05 March 2020 The lovely lavender backdrop at Edel Assanti’s booth belies the heavy political content in the exhibited work. The hue references Iran’s president, Hassan Rouhani, whose campaign color was purple. A photograph by Sheida Soleimani, titled Iran Heavy (2019), looks like good fun at first: It features an upside-down fish that appears to blow bubble gum, flopping against two pale purple dumbbells. Yet the fish, out of water, is probably dead, and the sticky bubble gum dripping in the background gives the photograph a certain “ick” factor. The work references how oil production has led to the deterioration of the fishing industry in Iran. Soleimani is the child of Iranian refugees, and her work, said Edel Assanti co-founder Charlie Fellowes, exudes the “acerbic political discourse” that she grew up with (all photographs are priced between $4,000 and $7,500 apiece).
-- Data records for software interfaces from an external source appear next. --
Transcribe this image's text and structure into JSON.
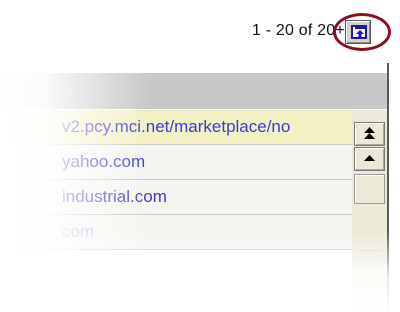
{
  "pager": {
    "text": "1 - 20 of 20+",
    "separator": "·"
  },
  "toolbar": {
    "icon": "move-to-top-icon"
  },
  "list": {
    "rows": [
      {
        "text": "v2.pcy.mci.net/marketplace/no"
      },
      {
        "text": "yahoo.com"
      },
      {
        "text": "industrial.com"
      },
      {
        "text": "com"
      }
    ]
  },
  "scrollbar": {
    "top_button_icon": "scroll-to-top-icon",
    "up_button_icon": "scroll-up-icon"
  },
  "colors": {
    "link": "#3b3bd0",
    "highlight_row": "#f3f0c6",
    "annotation_circle": "#8a1020"
  }
}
The gallery pairs Soleimani’s work with grainy sand-and-plaster sculptures (on offer for $11,000 to $22,000 each) by her friend, Oren Pinhassi. They reference the body with thin legs and looping heads.